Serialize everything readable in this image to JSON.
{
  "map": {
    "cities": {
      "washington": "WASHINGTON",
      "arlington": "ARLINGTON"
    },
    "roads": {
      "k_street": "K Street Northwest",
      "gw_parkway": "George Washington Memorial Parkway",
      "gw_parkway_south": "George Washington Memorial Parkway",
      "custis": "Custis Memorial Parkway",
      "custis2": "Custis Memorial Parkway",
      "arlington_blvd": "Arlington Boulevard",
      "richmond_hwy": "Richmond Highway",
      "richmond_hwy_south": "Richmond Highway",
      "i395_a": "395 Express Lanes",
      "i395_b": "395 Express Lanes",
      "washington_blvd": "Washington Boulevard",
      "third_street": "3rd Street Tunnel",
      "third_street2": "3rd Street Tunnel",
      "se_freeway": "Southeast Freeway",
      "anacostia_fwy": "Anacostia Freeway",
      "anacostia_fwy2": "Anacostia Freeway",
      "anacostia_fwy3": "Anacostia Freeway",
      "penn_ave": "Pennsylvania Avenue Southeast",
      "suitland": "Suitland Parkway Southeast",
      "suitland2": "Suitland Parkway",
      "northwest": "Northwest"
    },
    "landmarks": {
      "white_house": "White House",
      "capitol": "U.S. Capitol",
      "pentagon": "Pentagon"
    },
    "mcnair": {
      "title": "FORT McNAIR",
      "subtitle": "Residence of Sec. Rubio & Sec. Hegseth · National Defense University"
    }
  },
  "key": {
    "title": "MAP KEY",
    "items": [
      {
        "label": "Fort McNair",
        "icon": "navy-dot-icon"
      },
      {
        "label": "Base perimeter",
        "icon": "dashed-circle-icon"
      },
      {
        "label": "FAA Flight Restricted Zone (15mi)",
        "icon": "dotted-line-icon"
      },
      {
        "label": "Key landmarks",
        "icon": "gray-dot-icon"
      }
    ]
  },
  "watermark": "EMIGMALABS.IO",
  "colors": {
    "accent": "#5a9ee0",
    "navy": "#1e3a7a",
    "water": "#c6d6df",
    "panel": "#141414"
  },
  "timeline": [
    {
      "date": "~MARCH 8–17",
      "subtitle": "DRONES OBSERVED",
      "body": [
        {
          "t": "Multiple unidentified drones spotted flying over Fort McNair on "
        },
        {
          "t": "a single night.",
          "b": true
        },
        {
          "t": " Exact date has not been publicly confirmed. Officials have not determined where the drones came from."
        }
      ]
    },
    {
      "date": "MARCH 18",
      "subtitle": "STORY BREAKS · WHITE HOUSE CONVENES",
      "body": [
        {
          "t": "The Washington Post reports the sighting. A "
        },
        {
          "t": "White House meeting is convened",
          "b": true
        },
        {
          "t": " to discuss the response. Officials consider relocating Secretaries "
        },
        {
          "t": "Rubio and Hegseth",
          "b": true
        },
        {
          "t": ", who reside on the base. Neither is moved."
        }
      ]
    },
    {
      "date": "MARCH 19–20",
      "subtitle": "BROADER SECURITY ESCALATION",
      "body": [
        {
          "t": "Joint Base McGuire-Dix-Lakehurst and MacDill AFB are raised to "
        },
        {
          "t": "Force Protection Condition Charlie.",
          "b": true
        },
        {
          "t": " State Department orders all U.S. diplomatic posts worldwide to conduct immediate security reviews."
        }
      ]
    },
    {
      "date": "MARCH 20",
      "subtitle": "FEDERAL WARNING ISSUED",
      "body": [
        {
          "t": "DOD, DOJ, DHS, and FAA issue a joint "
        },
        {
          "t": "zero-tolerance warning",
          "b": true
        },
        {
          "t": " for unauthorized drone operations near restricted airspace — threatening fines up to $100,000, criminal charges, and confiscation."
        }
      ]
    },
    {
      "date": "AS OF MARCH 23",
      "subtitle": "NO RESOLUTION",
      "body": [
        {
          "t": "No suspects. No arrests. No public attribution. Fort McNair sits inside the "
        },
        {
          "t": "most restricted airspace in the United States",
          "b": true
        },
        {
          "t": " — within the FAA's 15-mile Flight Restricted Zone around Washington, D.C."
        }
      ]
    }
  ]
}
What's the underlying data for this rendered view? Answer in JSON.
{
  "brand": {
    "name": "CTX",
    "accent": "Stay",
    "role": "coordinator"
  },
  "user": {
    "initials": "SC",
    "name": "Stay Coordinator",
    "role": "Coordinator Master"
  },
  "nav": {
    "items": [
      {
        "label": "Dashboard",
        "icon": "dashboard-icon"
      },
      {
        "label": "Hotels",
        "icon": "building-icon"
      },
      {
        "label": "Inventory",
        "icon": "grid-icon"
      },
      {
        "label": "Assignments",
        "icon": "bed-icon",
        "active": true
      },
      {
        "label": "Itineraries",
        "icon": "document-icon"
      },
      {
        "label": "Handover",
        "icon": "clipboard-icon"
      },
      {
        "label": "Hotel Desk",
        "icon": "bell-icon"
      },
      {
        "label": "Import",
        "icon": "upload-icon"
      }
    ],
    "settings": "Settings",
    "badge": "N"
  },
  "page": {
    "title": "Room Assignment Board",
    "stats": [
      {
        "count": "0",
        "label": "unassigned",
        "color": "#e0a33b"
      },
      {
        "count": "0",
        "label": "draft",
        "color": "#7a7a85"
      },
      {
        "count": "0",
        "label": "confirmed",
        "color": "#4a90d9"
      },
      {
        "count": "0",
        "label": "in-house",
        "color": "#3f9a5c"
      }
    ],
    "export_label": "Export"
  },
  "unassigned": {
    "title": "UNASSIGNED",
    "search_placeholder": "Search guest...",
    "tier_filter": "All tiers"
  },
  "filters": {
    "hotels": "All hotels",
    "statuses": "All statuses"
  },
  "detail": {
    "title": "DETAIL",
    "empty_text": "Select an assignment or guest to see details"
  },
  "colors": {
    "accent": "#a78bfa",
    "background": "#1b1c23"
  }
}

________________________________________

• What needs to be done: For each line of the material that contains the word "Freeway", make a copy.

• Written reply:
      "se_freeway": "Southeast Freeway",
      "anacostia_fwy": "Anacostia Freeway",
      "anacostia_fwy2": "Anacostia Freeway",
      "anacostia_fwy3": "Anacostia Freeway",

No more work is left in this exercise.